== WORK INSTRUCTIONS ==
Please write out the complete listing that follows, exactly as it reads.

== LISTED RECORDS ==
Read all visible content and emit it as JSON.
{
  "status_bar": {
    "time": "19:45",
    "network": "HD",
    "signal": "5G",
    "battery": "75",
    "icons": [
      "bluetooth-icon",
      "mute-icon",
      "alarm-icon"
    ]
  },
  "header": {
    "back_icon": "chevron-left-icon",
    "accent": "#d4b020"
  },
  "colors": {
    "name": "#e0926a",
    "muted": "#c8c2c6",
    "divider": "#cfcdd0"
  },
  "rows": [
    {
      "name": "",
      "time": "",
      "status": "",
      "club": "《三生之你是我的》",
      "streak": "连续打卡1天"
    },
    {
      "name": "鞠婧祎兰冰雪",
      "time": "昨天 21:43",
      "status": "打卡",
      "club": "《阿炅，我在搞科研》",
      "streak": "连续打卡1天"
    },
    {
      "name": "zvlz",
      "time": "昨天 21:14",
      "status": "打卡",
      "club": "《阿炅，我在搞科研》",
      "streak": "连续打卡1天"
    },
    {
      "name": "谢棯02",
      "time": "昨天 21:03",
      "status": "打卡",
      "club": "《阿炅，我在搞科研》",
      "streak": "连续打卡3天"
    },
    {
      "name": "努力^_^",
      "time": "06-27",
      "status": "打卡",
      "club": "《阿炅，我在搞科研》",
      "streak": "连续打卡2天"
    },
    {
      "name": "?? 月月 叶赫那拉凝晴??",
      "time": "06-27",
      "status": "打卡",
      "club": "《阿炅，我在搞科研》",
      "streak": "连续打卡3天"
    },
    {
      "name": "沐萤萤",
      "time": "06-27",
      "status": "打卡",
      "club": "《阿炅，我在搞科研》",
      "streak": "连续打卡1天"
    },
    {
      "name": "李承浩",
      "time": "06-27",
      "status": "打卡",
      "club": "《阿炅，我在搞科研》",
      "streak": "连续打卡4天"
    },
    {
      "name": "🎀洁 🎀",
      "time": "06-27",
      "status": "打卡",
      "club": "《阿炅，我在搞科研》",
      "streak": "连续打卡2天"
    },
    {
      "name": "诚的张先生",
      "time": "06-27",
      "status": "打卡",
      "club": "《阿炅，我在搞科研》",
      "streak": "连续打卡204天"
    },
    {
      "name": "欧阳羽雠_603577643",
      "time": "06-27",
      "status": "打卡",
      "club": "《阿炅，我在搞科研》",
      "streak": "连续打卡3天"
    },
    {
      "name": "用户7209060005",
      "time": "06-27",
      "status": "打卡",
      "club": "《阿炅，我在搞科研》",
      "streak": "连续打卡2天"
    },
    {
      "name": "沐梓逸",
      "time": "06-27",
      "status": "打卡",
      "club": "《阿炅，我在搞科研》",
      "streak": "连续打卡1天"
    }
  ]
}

== EXERCISE RESPONSE ==
Read all visible content and emit it as JSON.
{
  "status_bar": {
    "time": "19:45",
    "network": "HD",
    "signal": "5G",
    "battery": "75",
    "icons": [
      "bluetooth-icon",
      "mute-icon",
      "alarm-icon"
    ]
  },
  "header": {
    "back_icon": "chevron-left-icon",
    "accent": "#d4b020"
  },
  "colors": {
    "name": "#e0926a",
    "muted": "#c8c2c6",
    "divider": "#cfcdd0"
  },
  "rows": [
    {
      "name": "",
      "time": "",
      "status": "",
      "club": "《三生之你是我的》",
      "streak": "连续打卡1天"
    },
    {
      "name": "鞠婧祎兰冰雪",
      "time": "昨天 21:43",
      "status": "打卡",
      "club": "《阿炅，我在搞科研》",
      "streak": "连续打卡1天"
    },
    {
      "name": "zvlz",
      "time": "昨天 21:14",
      "status": "打卡",
      "club": "《阿炅，我在搞科研》",
      "streak": "连续打卡1天"
    },
    {
      "name": "谢棯02",
      "time": "昨天 21:03",
      "status": "打卡",
      "club": "《阿炅，我在搞科研》",
      "streak": "连续打卡3天"
    },
    {
      "name": "努力^_^",
      "time": "06-27",
      "status": "打卡",
      "club": "《阿炅，我在搞科研》",
      "streak": "连续打卡2天"
    },
    {
      "name": "?? 月月 叶赫那拉凝晴??",
      "time": "06-27",
      "status": "打卡",
      "club": "《阿炅，我在搞科研》",
      "streak": "连续打卡3天"
    },
    {
      "name": "沐萤萤",
      "time": "06-27",
      "status": "打卡",
      "club": "《阿炅，我在搞科研》",
      "streak": "连续打卡1天"
    },
    {
      "name": "李承浩",
      "time": "06-27",
      "status": "打卡",
      "club": "《阿炅，我在搞科研》",
      "streak": "连续打卡4天"
    },
    {
      "name": "🎀洁 🎀",
      "time": "06-27",
      "status": "打卡",
      "club": "《阿炅，我在搞科研》",
      "streak": "连续打卡2天"
    },
    {
      "name": "诚的张先生",
      "time": "06-27",
      "status": "打卡",
      "club": "《阿炅，我在搞科研》",
      "streak": "连续打卡204天"
    },
    {
      "name": "欧阳羽雠_603577643",
      "time": "06-27",
      "status": "打卡",
      "club": "《阿炅，我在搞科研》",
      "streak": "连续打卡3天"
    },
    {
      "name": "用户7209060005",
      "time": "06-27",
      "status": "打卡",
      "club": "《阿炅，我在搞科研》",
      "streak": "连续打卡2天"
    },
    {
      "name": "沐梓逸",
      "time": "06-27",
      "status": "打卡",
      "club": "《阿炅，我在搞科研》",
      "streak": "连续打卡1天"
    }
  ]
}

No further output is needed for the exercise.